California will then send 54 additional delegates — also known as automatic delegates — to the convention. These delegates, mostly party leaders and elected officials, are not required to vote for any one particular candidate, and they will only be able to vote at the convention should the nominating process head to a contested convention and a second ballot vote is required.
In California, voters can register and change party affiliation on Election Day at their polling place, which prompts a potential increase in more moderate and conservative voters to take part in the Democratic primary process. There are more than 9 million registered Democrats in California, and an additional 5.2 million Independent voters. While Buttigieg focused heavily on rural counties in Iowa, he will also likely need to rely on burgeoning support from the more affluent, college-educated voters of California, including from parts of Orange County and San Diego.
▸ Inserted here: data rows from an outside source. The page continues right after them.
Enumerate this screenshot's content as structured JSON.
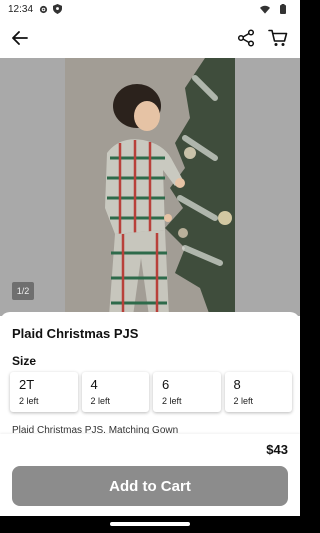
{
  "status_bar": {
    "time": "12:34",
    "icons": [
      "gear-icon",
      "shield-icon",
      "wifi-icon",
      "battery-icon"
    ]
  },
  "app_bar": {
    "icons": [
      "back-arrow-icon",
      "share-icon",
      "cart-icon"
    ]
  },
  "gallery": {
    "counter": "1/2"
  },
  "product": {
    "title": "Plaid Christmas PJS",
    "size_label": "Size",
    "sizes": [
      {
        "size": "2T",
        "stock": "2 left"
      },
      {
        "size": "4",
        "stock": "2 left"
      },
      {
        "size": "6",
        "stock": "2 left"
      },
      {
        "size": "8",
        "stock": "2 left"
      }
    ],
    "description": "Plaid Christmas PJS. Matching Gown"
  },
  "footer": {
    "price": "$43",
    "add_to_cart": "Add to Cart"
  },
  "colors": {
    "button": "#8c8c8c",
    "photo_surround": "#a9a9a9"
  }
}
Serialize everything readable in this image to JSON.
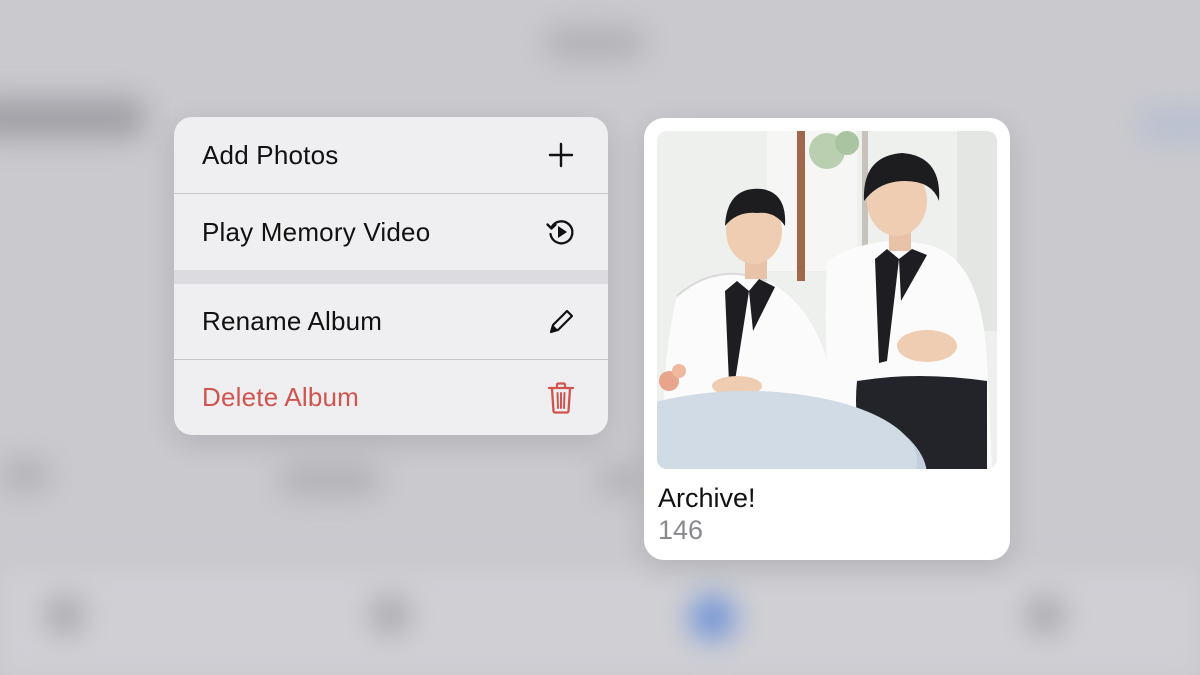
{
  "menu": {
    "items": [
      {
        "label": "Add Photos",
        "icon": "plus-icon"
      },
      {
        "label": "Play Memory Video",
        "icon": "memory-play-icon"
      },
      {
        "label": "Rename Album",
        "icon": "pencil-icon"
      },
      {
        "label": "Delete Album",
        "icon": "trash-icon",
        "destructive": true
      }
    ],
    "destructive_color": "#d0554e"
  },
  "album": {
    "title": "Archive!",
    "count": "146"
  }
}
But the Buttigieg campaign hopes that their good showings in Iowa and N.H. will impact the early vote in California — California counties began mailing voters their mail-in ballots on the day of the Iowa contest.
California will also, however, require that he expand his support among voters of color.
The Public Policy Institute of California, a nonpartisan public policy research center in the state, reported last year that its survey of the state’s electorate showed that about half of likely Democratic voters are white, while Latinos form 24 percent of the party’s electorate, Asian-Americans account for 12 percent and African-American voters make up 10 percent. Buttigieg has suffered to build support outside of his mostly white coalition.
Buttigieg has made few stops in California open to the public — instead heavily fundraising in the state. He has raised more than 20 percent of his money from donors in California, per The Center for Responsive Politics.
And it doesn't seem Buttigieg is changing that plan. With limited time left ahead of March 3, Buttigieg will make two more California private fundraising stops on Friday in the greater Bay Area.